Ήταν ζήτημα χρόνου να το ακούσουμε και φυσικά να γράψουμε κάποια λόγια για αυτό το τόσο μοναδικό άλμπουμ. Δεν έχει τον τετριμμένο ήχο του metal, έχει έμπνευση, έχει χαρακτήρα αλλά και ένα συνονθύλευμα μουσικών επιρροών, που κάνουν το άλμπουμ πολυμορφικό και εύκολα αρεστό από όλα τα μήκη και πλάτη του metal.
Έχει σκοτάδια, έχει αέρα, έχει ηλιόλουστα πλατιά σημεία, έχει γοτθικά αλλά και μελωδικά περάσματα. Είναι ένα άλμπουμ που θα το ακούσεις πολλές φορές και θα σου αλλάξει τα μέχρι τώρα μουσικά πλάνα.
Εννέα τραγούδια, με το καθένα να σου προσφέρει τη δική του μουσική ιστορία. Είναι ατμοσφαιρικό και γεμάτο δυνατούς ήχους. Θα σε παραπέμψει σε άλλες εποχές, όπου το metal δεν ήταν θέμα στουντιακών «ταχυδακτυλουργικών» λύσεων, αλλά ήταν έμπνευση, ήταν ο έμμεσος τρόπος να εξωτερικεύσεις όλα όσα συνέβαιναν. Όλα όσα σε προβλημάτιζαν, σε εξόργιζαν, σε έκαναν να επαναστατείς.
Έχει την ομορφιά του παλιού, αλλά και την αναρχική διάθεση της εποχής μας. Δεν είναι στυλιζαρισμένο, είναι ανόθευτο πραγματικό metal.
Τα τραγούδια που ξεχώρισα για τη μοναδικότητά τους είναι το “Masters Of Earth” για τη γήινη και σταθερά δυναμική μουσική του. Το “A Phantom Epiphany” για τα μαχητικά riff και την έντονη αγριάδα της φωνής. Το “A Corpse With A Smile” για την ‘70ίλα που αναδύει. Το τολμηρό και μελωδικό “Take Τhe Βitterness Αway”, ταξίδι μαγικό στο παρελθόν.
Μια υπέροχη δουλειά που θα αγαπήσουν οι λάτρεις του παλιού καλού metal. Εντυπωσιακά θέματα, αναρίθμητα σκιρτήματα και πλούσια απόλαυση μεταλλικού οράματος.

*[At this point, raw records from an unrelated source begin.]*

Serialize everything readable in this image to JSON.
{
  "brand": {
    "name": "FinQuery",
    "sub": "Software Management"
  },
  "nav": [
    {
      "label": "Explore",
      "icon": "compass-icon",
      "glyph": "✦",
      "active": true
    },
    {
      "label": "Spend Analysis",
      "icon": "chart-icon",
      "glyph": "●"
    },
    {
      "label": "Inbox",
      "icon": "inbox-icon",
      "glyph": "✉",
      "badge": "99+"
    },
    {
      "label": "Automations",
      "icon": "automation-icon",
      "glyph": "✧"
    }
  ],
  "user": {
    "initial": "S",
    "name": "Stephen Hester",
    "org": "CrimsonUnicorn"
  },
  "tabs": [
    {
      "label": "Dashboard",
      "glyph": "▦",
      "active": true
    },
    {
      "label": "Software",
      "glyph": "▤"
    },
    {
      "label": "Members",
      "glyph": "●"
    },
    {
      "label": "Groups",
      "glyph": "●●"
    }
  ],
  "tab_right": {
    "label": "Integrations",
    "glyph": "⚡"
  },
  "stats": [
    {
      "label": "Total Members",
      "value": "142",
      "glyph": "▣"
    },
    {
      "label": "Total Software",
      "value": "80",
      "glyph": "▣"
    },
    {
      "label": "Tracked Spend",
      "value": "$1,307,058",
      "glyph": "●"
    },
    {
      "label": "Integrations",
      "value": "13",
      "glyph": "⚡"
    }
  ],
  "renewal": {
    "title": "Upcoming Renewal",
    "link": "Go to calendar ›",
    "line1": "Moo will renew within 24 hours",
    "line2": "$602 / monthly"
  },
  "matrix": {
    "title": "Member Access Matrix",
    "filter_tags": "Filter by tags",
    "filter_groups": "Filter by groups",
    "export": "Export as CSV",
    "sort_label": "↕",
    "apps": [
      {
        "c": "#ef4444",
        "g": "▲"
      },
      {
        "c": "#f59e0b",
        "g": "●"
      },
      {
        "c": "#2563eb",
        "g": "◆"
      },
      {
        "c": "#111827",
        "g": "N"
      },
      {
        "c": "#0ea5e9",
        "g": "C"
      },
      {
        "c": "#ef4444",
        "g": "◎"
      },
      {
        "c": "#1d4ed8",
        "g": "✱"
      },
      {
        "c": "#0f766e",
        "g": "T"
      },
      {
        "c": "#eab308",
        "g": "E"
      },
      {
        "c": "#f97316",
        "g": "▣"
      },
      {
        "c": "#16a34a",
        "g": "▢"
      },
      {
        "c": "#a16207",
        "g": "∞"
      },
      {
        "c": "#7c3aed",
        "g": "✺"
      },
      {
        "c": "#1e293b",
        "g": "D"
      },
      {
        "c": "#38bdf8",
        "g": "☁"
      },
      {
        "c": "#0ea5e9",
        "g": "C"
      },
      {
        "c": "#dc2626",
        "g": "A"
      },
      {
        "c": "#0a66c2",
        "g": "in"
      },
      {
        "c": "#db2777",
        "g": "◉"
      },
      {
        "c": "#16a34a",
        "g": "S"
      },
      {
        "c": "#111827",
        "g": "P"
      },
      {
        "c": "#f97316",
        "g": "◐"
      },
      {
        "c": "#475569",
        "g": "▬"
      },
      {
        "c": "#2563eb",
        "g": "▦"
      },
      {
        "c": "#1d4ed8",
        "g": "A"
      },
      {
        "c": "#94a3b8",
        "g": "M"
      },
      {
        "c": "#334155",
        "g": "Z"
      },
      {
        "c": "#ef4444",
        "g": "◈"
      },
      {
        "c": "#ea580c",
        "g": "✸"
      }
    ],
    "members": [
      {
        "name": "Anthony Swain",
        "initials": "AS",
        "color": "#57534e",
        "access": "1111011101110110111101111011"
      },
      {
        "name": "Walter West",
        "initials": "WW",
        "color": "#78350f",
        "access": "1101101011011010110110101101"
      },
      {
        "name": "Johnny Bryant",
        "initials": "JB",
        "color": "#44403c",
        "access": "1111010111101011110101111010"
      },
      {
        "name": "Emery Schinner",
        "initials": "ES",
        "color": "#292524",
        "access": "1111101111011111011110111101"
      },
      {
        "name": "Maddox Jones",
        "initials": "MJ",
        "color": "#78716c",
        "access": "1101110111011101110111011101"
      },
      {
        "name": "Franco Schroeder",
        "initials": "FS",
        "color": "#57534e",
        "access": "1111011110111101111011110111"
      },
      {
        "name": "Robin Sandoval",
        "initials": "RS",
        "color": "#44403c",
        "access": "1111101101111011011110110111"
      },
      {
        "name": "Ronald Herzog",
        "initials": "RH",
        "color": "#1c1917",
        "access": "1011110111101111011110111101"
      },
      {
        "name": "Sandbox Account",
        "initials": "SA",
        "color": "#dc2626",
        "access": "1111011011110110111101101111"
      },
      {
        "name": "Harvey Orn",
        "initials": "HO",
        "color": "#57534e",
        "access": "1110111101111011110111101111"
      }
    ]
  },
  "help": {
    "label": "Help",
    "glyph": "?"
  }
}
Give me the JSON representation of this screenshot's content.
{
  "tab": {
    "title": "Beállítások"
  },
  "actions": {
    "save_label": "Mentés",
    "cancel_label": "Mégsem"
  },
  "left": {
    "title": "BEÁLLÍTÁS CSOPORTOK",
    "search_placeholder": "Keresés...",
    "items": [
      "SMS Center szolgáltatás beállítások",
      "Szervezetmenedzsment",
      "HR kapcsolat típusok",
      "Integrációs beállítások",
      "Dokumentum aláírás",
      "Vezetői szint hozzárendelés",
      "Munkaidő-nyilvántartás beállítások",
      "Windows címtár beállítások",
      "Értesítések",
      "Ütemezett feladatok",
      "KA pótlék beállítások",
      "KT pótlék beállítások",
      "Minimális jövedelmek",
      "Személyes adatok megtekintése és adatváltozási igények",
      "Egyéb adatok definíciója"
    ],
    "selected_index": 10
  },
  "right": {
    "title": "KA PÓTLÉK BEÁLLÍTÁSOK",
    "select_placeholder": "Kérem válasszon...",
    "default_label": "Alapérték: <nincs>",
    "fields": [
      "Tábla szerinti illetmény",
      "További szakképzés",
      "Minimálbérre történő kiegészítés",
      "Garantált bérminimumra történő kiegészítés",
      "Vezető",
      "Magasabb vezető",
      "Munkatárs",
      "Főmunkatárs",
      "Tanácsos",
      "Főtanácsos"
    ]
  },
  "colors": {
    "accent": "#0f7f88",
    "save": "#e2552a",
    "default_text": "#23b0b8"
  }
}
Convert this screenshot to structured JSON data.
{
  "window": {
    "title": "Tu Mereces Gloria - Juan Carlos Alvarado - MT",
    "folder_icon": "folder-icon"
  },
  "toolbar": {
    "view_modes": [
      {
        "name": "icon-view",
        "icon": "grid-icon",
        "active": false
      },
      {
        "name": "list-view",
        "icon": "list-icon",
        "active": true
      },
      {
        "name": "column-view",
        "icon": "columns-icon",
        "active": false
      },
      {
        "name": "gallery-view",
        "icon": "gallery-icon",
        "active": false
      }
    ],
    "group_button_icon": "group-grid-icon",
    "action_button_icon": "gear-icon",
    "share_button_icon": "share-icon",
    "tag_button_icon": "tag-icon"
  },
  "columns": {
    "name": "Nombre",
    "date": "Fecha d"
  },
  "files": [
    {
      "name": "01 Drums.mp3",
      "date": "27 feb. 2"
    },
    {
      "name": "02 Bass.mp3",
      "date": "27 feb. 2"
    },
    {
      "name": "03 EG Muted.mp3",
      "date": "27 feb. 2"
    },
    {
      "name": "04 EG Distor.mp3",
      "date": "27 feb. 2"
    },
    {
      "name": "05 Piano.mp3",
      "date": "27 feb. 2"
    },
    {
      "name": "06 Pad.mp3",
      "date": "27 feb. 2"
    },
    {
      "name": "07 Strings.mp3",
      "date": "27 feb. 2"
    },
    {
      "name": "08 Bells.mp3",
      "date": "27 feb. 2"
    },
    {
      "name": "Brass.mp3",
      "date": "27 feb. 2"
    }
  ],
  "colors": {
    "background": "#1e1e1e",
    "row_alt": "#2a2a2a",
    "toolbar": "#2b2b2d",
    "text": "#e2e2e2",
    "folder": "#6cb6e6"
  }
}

Μπράβο στα παιδιά και εύχομαι να τους πάνε όλα όπως τα θέλουν.
Μαίρη Ζαρακοβίτη